Virginia Woolf And Gertrude Stein’S Repurposing Of Feminine Domestic Language Through The Lens Of Bakhtinian Heteroglossia And Dialogic Theory, Samantha Ortiz Feb 2019

Virginia Woolf And Gertrude Stein’S Repurposing Of Feminine Domestic Language Through The Lens Of Bakhtinian Heteroglossia And Dialogic Theory, Samantha Ortiz

School of Arts & Sciences Theses

This essay examines the ways that Virginia Woolf in A Room of One’s Own and Gertrude Stein in The Autobiography of Alice B. Toklas and “The Good Anna” recapture feminine domestic language in order to produce a new form of feminist heteroglossia, a reworking of Bakhtinian heteroglossia and dialogic theory.


Scott Ortolano, Ed. Popular Modernism And Its Legacies: From Pop Literature To Video Games. Bloomsbury Academic, 2018., Lauren Rosales Jan 2019

Scott Ortolano, Ed. Popular Modernism And Its Legacies: From Pop Literature To Video Games. Bloomsbury Academic, 2018., Lauren Rosales

Studies in 20th & 21st Century Literature

Review of Scott Ortolano, ed. Popular Modernism and Its Legacies: From Pop Literature to Video Games. Bloomsbury Academic, 2018. 277 pp.

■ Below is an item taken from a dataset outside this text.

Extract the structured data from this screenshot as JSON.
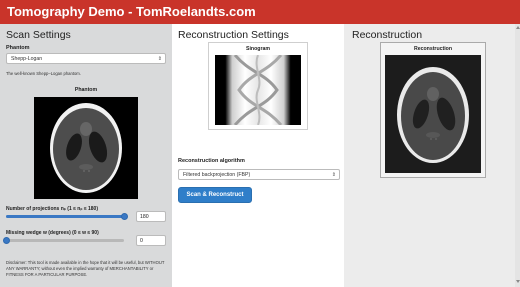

Apples And Orchards, Exteriority And Interiority: An Examination Of The Agency Of Objects In “In The Orchard”, Natalia Green Jan 2019

Apples And Orchards, Exteriority And Interiority: An Examination Of The Agency Of Objects In “In The Orchard”, Natalia Green

Modernist Short Story Project

“In the Orchard” is a short story written by Virginia Woolf and published in the Criterion in April 1923. The Criterion was a journal that focused on publishing high-brow literature; it contained works from authors such as T.S. Eliot (who also edited the journal), George Saintsbury, and, of course, Virginia Woolf. Eliot created the Criterion with the purpose of publishing writing that contained the unconventional practices seen in modernist writing. Banerjee notes this motive when he states, “He [Eliot] also believed that it was through the journalistic channel that he could promote the kind of revolutionary poetry that he ...